(Beginning of Information given)

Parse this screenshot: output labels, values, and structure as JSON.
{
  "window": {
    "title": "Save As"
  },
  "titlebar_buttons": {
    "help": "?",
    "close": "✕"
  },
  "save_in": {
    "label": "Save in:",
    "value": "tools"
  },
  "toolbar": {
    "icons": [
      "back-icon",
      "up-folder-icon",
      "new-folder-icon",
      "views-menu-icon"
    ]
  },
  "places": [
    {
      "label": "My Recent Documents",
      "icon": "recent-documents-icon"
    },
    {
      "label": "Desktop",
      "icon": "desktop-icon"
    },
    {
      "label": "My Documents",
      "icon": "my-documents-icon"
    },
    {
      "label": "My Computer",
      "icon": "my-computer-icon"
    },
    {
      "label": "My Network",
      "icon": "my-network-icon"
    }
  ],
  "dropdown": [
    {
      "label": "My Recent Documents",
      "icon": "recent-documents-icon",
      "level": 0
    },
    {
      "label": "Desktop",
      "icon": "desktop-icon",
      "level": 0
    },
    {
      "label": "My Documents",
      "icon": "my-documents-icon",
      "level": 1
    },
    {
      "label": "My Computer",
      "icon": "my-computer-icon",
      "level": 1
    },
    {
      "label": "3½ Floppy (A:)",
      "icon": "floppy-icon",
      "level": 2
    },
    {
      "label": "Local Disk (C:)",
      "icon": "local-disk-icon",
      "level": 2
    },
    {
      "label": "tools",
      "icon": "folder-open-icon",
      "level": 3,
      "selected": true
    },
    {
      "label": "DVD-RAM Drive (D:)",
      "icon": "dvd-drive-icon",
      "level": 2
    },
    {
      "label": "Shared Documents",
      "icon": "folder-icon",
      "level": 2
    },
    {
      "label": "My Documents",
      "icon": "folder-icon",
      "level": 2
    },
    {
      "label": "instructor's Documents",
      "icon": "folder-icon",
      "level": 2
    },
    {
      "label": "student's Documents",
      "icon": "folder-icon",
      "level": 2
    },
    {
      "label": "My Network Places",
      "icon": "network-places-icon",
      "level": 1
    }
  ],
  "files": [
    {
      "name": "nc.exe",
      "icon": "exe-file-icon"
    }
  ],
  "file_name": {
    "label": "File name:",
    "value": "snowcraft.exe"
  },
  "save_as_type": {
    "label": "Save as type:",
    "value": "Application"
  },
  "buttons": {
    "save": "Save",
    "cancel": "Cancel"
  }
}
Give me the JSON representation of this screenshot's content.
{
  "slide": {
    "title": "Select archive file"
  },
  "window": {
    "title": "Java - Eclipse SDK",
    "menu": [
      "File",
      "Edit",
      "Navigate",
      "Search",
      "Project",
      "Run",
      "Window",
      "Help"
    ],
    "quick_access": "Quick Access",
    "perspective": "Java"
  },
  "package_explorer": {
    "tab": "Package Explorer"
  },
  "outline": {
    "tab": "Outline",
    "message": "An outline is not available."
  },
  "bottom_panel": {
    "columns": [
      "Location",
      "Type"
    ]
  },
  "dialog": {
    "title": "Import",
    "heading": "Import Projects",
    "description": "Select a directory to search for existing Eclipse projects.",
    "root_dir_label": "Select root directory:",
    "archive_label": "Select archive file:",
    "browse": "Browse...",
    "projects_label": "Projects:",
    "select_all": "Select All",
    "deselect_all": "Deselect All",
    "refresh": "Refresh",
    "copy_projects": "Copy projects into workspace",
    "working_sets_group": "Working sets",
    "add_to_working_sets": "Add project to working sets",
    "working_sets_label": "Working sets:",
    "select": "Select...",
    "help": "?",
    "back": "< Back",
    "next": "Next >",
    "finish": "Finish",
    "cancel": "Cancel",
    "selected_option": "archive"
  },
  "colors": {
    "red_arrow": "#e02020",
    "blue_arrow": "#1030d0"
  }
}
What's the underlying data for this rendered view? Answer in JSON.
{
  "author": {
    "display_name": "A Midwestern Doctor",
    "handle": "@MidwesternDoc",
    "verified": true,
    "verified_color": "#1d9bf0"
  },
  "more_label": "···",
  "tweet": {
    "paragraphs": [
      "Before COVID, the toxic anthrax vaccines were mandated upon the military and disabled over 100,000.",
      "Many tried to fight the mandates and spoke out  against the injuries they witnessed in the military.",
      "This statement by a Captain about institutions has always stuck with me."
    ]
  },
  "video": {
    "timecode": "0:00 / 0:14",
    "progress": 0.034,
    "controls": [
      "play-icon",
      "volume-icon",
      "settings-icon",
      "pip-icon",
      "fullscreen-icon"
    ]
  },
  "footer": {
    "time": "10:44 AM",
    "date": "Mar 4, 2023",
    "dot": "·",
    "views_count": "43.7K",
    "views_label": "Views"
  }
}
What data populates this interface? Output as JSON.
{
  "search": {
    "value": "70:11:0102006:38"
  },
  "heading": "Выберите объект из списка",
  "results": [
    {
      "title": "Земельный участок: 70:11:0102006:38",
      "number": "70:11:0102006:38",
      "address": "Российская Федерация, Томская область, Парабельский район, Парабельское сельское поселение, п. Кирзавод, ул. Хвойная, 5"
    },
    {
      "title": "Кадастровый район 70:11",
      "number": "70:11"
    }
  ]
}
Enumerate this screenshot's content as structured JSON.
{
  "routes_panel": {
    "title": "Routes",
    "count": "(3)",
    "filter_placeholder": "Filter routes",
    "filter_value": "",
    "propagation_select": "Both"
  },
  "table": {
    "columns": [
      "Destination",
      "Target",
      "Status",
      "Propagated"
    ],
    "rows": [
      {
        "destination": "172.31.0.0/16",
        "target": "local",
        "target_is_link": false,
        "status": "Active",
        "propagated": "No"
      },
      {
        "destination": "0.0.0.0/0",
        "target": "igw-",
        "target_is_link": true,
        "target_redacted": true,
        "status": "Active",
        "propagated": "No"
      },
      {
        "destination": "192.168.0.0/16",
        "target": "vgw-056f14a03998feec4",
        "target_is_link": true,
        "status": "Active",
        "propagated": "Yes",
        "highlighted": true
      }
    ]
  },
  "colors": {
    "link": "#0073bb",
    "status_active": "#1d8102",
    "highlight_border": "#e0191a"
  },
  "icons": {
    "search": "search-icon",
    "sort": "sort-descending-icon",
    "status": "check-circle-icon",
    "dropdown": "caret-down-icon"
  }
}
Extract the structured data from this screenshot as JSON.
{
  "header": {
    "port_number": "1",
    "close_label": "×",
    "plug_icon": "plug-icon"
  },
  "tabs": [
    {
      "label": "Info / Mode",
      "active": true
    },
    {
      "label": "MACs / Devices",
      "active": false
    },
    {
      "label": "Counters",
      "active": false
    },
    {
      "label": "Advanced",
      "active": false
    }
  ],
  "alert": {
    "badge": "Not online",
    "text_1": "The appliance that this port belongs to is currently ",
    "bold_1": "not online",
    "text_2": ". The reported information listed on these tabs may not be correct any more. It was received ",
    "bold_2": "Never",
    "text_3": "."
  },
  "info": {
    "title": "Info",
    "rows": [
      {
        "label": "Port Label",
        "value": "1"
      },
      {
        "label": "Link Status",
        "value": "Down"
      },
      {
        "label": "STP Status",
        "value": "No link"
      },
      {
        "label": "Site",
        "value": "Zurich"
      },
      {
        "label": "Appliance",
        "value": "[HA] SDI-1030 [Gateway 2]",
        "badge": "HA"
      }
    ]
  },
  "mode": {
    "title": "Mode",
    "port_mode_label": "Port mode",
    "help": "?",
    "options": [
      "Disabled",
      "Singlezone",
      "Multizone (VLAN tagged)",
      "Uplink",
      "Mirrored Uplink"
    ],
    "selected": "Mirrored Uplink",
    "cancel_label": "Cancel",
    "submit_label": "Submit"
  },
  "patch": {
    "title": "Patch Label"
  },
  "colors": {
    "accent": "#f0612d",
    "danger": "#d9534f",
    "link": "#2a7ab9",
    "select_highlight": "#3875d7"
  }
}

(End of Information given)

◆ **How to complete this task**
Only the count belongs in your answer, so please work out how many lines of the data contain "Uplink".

◆ **Exercise response**
3